Blogging on climate change – a job for the brave
As Graham Readfearn knows from personal experience, blogging on the polarising and interminably complex issue of climate change is not a job for the faint-hearted. In this review he looks at Australian climate change blogs that are making an impact in the online world.
As a journalist for the Courier-Mail in Brisbane, I started the GreenBlog in June 2008 to give readers a more in-depth perspective on environmental issues, especially climate change.
By the time I quit that blog in February 2010, I had written more than 650 posts, moderated about 14 000 comments, blogged live with Prime Minister Kevin Rudd, hosted guest posts from ministers and published a Q&A with former UN Secretary-General Kofi Annan.
I had also monitored the countless daily conversations between the likes of ‘polyaux’, ‘sherlock’, ‘badboybenny’ and ‘PhilM’. I also incurred the wrath of the religious right in the United States who were not too happy with me for writing about a CSIRO scientist who had recommended the use of low-energy Christmas lights!

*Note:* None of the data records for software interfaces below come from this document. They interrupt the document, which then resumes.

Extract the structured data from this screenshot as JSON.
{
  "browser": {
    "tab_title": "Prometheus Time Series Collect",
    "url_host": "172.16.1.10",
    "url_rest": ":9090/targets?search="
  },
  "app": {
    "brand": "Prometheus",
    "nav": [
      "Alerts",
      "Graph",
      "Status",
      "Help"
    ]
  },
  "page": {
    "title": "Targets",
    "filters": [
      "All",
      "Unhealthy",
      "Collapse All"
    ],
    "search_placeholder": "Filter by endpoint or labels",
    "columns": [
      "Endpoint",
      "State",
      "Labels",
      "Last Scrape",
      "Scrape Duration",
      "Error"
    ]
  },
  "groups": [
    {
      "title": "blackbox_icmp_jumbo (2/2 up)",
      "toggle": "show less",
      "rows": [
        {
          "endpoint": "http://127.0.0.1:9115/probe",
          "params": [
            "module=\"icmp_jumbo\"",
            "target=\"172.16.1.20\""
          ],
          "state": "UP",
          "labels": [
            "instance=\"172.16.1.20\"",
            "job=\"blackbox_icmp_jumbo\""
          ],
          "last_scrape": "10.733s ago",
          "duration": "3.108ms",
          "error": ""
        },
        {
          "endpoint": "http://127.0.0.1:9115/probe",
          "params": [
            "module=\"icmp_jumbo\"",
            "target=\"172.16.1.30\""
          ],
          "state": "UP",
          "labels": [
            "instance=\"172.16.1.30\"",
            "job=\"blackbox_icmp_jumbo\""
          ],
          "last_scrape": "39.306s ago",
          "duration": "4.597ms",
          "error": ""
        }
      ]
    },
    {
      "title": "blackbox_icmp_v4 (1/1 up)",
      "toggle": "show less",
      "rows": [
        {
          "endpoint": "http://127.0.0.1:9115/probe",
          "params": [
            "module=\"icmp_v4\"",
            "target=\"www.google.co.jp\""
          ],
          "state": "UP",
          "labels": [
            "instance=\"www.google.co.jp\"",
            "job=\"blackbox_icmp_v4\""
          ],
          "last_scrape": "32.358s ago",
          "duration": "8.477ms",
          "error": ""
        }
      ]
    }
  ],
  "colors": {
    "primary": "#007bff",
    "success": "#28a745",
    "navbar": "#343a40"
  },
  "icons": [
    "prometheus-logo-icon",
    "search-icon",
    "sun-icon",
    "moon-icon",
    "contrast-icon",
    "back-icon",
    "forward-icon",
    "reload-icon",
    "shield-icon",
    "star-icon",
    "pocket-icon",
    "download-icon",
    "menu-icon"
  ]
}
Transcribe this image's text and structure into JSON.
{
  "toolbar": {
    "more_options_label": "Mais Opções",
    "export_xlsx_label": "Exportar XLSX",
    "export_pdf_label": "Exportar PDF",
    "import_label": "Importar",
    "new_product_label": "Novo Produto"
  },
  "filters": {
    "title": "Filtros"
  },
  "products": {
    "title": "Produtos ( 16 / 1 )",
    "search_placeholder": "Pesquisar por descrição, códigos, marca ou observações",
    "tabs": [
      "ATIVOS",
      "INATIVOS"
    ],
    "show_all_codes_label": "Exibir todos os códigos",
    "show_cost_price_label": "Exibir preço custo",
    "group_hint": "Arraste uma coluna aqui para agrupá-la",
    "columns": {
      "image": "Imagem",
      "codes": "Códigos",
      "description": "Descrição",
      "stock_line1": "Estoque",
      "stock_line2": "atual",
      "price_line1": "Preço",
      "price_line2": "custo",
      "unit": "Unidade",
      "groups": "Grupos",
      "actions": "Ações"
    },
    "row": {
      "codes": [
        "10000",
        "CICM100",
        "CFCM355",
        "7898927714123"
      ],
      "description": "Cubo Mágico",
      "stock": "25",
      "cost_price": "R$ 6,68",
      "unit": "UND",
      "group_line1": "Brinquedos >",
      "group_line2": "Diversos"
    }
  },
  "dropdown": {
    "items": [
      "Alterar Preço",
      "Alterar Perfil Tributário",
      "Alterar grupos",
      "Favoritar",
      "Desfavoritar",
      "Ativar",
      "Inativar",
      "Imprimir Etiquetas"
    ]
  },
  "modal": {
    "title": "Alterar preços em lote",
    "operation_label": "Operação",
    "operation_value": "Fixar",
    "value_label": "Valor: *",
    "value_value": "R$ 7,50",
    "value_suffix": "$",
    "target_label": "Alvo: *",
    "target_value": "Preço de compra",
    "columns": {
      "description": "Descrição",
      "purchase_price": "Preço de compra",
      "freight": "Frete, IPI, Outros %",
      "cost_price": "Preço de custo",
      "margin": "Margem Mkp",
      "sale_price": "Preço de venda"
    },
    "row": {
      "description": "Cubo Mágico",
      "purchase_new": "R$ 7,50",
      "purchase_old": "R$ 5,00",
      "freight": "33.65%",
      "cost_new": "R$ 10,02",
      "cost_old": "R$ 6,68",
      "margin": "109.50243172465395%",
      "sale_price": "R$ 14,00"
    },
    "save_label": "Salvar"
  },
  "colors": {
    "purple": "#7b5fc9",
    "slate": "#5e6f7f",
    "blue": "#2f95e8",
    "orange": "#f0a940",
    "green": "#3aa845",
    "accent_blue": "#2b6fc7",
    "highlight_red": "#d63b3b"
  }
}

Blogs are hugely influential in communicating climate change. They are nimble and cheap to run, and they get news, information and new research out fast. Unfortunately, they are also being used to push populist unsubstantiated arguments around the globe quicker than you can say ‘Himalayan glaciers’, ‘climategate’ or ‘Al Gore’.
Everyone from world leading climate scientists at NASA to fossil-fuel lobbyists, journalists, politicians, campaigners, activists and countless other global citizens are writing thousands of posts every day.
Unfortunately, some of the most popular blogs have misrepresented the science – sometimes innocently and sometimes not. However, some scientists are taking up this communication challenge.
Professor Ove Hoegh-Guldberg, director of the University of Queensland’s Global Change Institute, started his blog Climate Shifts after seeing a ‘growing distortion of the information’.
He says: ‘Some of this is simply a consequence of online “experts” being ill informed, while others stem from a well-organised and well-funded disinformation campaign proliferated by special-interest groups who, for example, do not want action on human-driven climate change.’
Tim Lambert, a computer scientist at the University of New South Wales, has seen his blog Deltoid rise to become one of the most popular science-based blogs on the planet.
‘Journalists are generalists and not experts and it is very hard for them to get everything right,’ he says. ‘The problem is worse in technical and scientific areas and even worse in an area like climate science where many people want to believe that the scientists have it wrong.
‘Before blogs, I might have complained to a colleague or written a letter to the editor, but in my blog I can explain exactly what they got wrong and provide links to original sources.’
Another Australian-based blog to make global waves is Skeptical Science, created by John Cook, a University of Queensland physics graduate. In recent months, his blog, which uses peer-reviewed science to explore misconceptions about climate change, has been featured on the websites of the Guardian and the New York Times.
‘I’m trying to inform people in everyday language what the peer-reviewed science is telling us about climate change – both through the blog and a free iPhone app we have released.’
The iPhone app is designed to give instant science-based answers to queries on climate change and has been described by one World Wildlife Fund Canada blogger as a ‘pocket-sized miracle’.
‘I have a 10-year-old daughter,’ says Cook. ‘The latest science tells me she’ll see 1 to 2 metres of sea level rise in her lifetime. I want to be able to look her in the eye when I’m an old man and say that although my generation dithered on acting on climate change, at least I tried to change things. That motivates me.’